It should be noted that a Miller Trust is only used to overcome the income cap issue and is not a tool that can be used to protect assets.

What assets can I keep and still qualify for Medicaid?

When applying for Medicaid, the state will look at what they call your “countable resources.” To qualify for Medicaid, an unmarried individual’s countable resources cannot exceed $2,000.00. If both spouses are applying for longterm care nursing home benefits, their combined countable resources generally cannot exceed $3,000.00. When a couple is married and only one is applying for long-term care Medicaid, all available non-exempt resources of both spouses are counted as resources. Included are assets held in joint or individual names of the married couple. One half of the couple’s resources are set aside for the spouse not applying for Medicaid, with a minimum set aside amount of $25,284.00 and a maximum of $126,420.00 (in 2019). There are ways to increase the maximum amount that can be set aside for the at-home spouse, but the strategies can be complex and should be discussed with an expert.

THE FOLLOWING IS A MORE EXTENSIVE LIST OF EXEMPT ASSETS:

  • a) The principal residence of the Applicant up to a value of $585,000.00;
  • b) A burial plot held for the Applicant or the Applicant’s family;
  • c) Term or burial insurance, if it has no cash value;
  • d) Identifiable burial funds in the amount of $1,500.00, or a prepaid irrevocable burial contract regardless of the value;
  • e) One automobile, regardless of value;
  • f) Household goods and personal items;
  • g) Life insurance policies owned by the Applicant with total face values of $1,500.00 or less per insured person;
  • h) Livestock and poultry that are held for business purposes or for consumption;
  • i) Business property essential for self-support; and
  • j) Non-business property valued at up to $6,000.00, essential for self-support (generally mineral interests).

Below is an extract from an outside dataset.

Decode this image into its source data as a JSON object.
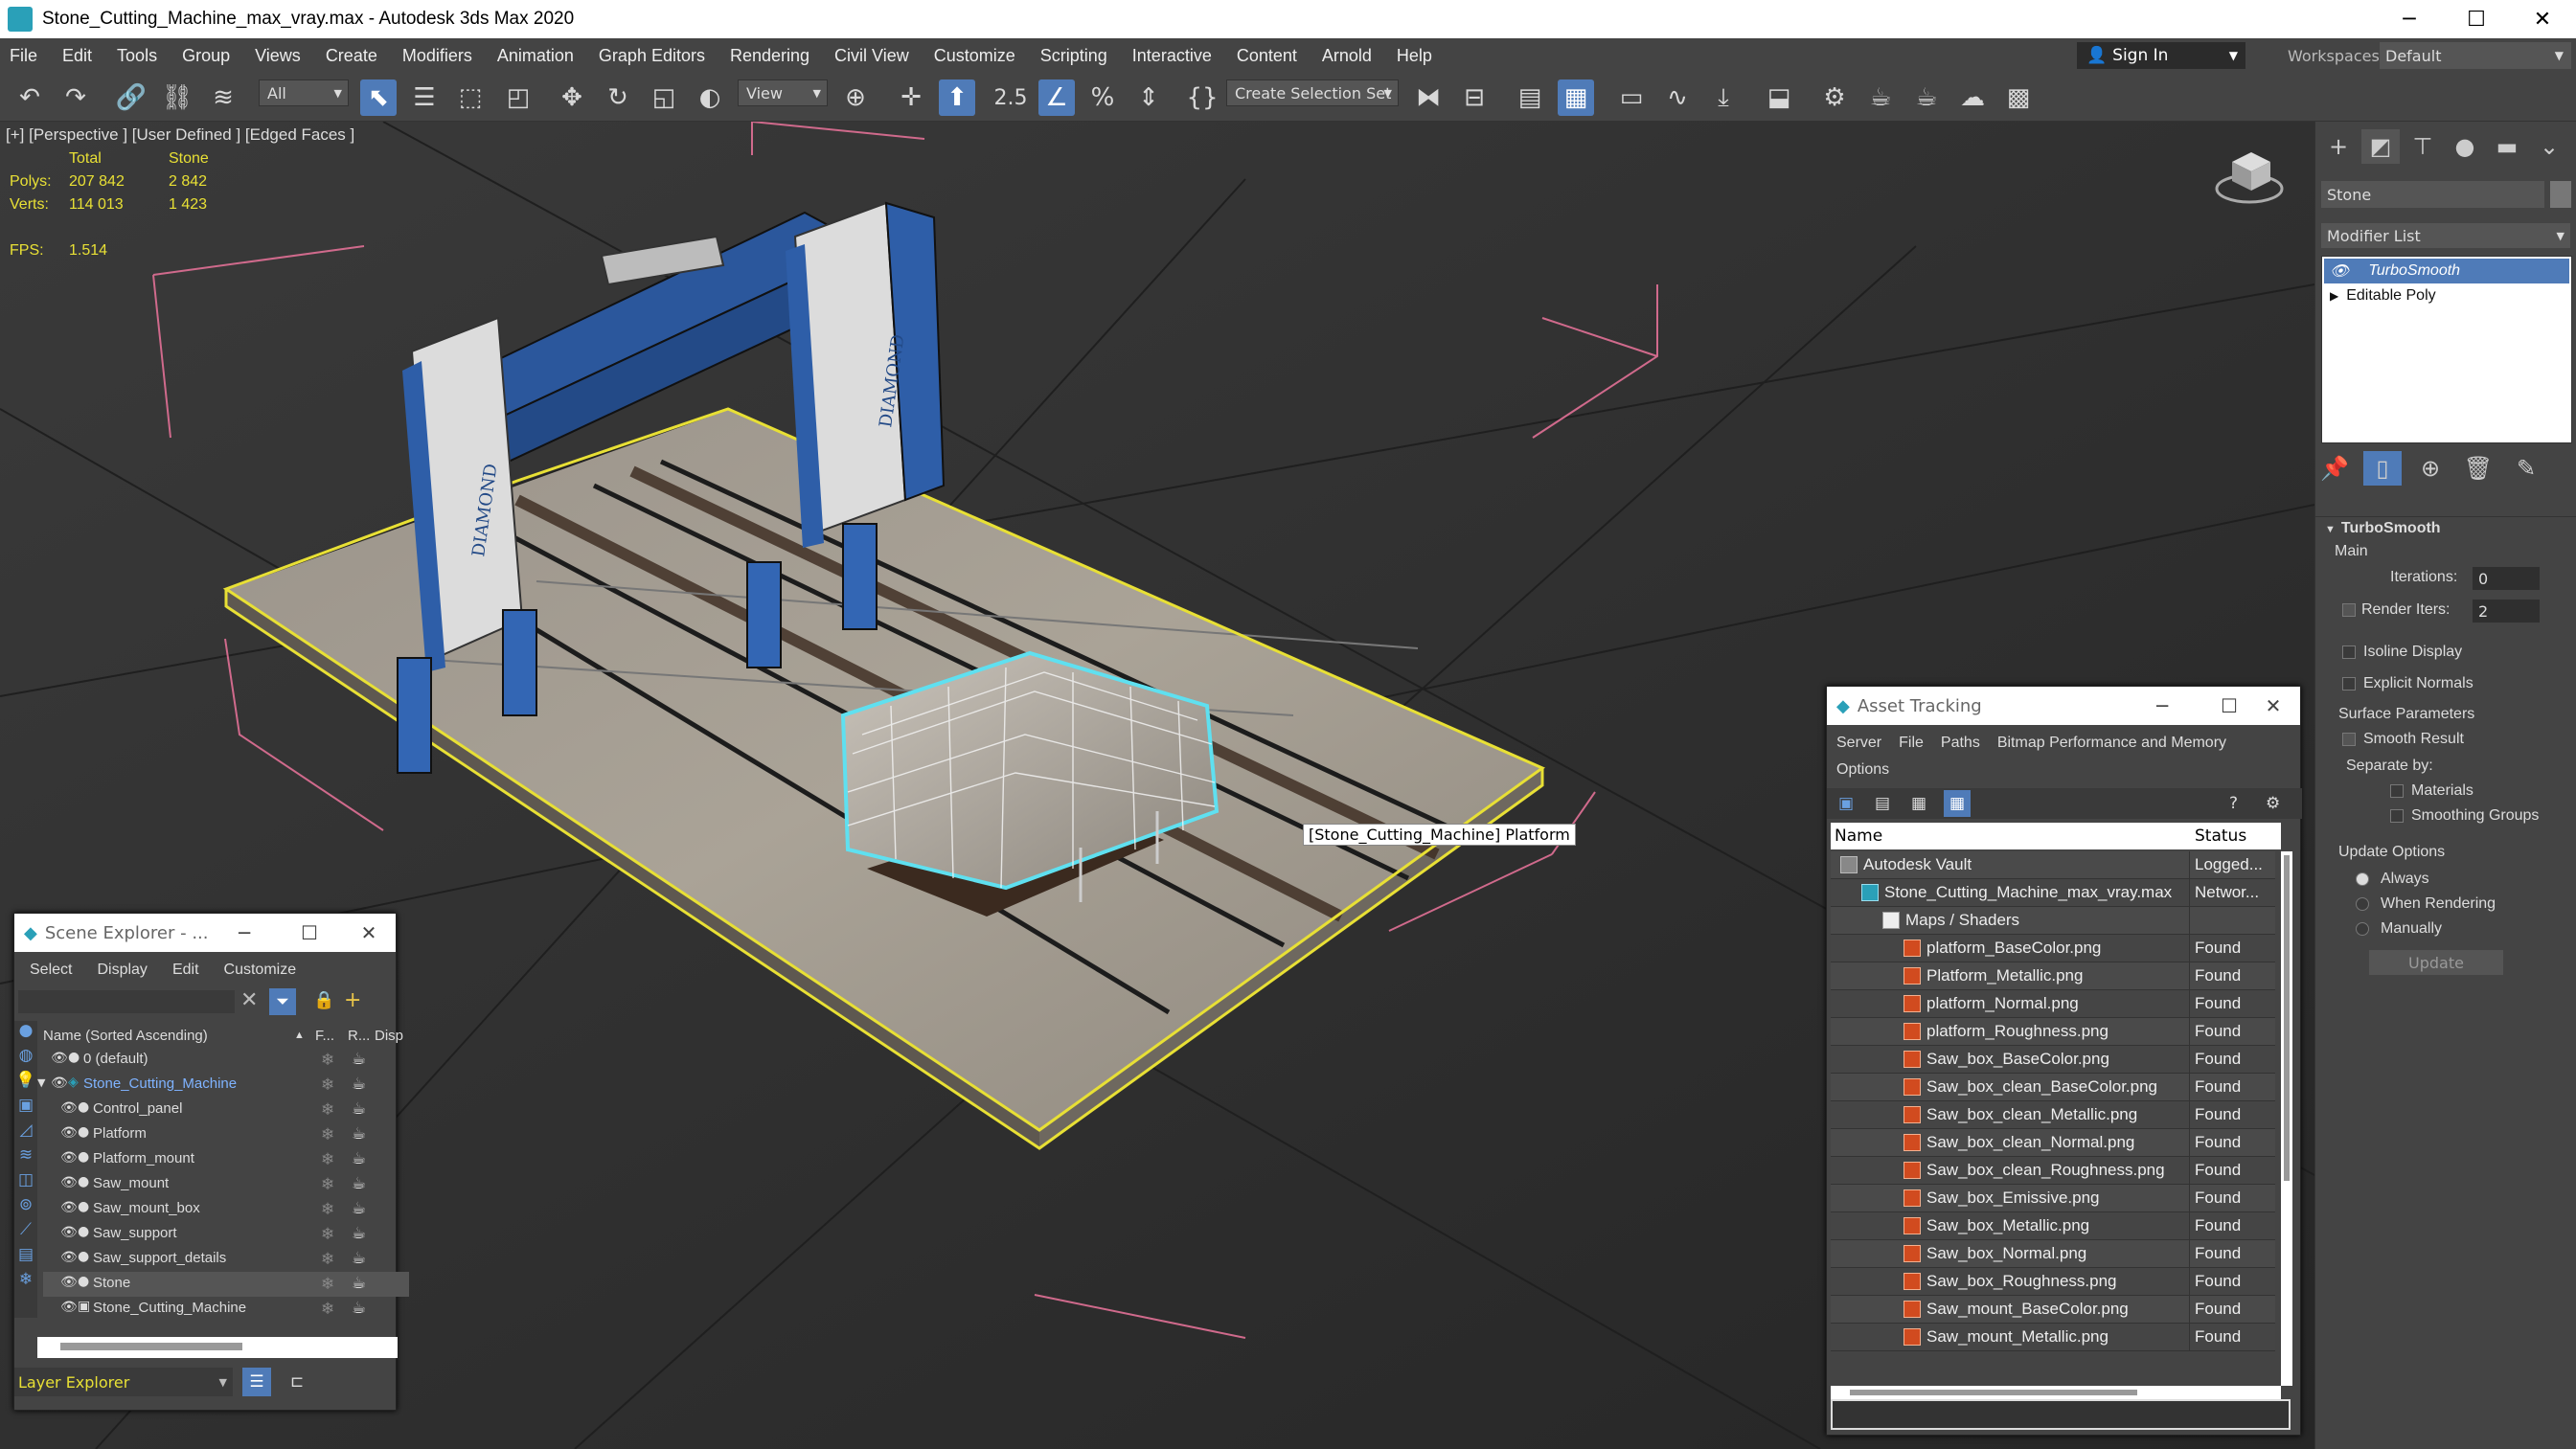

Can’t I just give everything to my children?

No. Any gift made within a 5 year “look-back” period will incur a penalty. During the penalty period, the applicant may be qualified for some limited Medicaid benefits, but Medicaid will not pay for the nursing facility. Consult with an expert to discuss any gifts before making one. 

How Medicaid Planning Works

When you meet with our Medicaid Planning team, we will discuss several options for making sure you qualify for these valuable benefits. If your current monthly income is higher than the amount allowed by Medicaid, you may be able to set up a Qualified Income Trust, also known as a Miller Trust. With this tool, your income will be transferred directly into the Trust and will not be counted when determining eligibility for Medicaid. You will receive a small monthly allowance from the Trust for personal needs, but will not have access to the money otherwise.

While a Miller Trust can take care of excessive income to help you qualify for Medicaid, it cannot be used to lower the value of your assets. Some of your assets—including your primary residence, one automobile, household goods, personal items, life insurance policies, and some business property—are exempt from consideration, but the value of any additional property, investments, and savings cannot exceed $2,000, or $3,000 for a married couple. Working with a Medicaid Planning Attorney, you will have options for reducing the value of your nonexempt assets and qualifying for Medicaid, but the sooner this is done, the better.

Medicaid Planning AttorneyContact a Medicaid Planning Attorney Today to Get Started

It’s never too early to plan for the possibility that you or your spouse will one day need a nursing home. Fill out our contact form or give us a call, and we will tell you about the ways we may be able to help you protect your hard-earned savings. With four offices throughout Northeast Texas and Southwest Arkansas, we are conveniently located for clients from Dallas to Little Rock. Get started protecting your future today!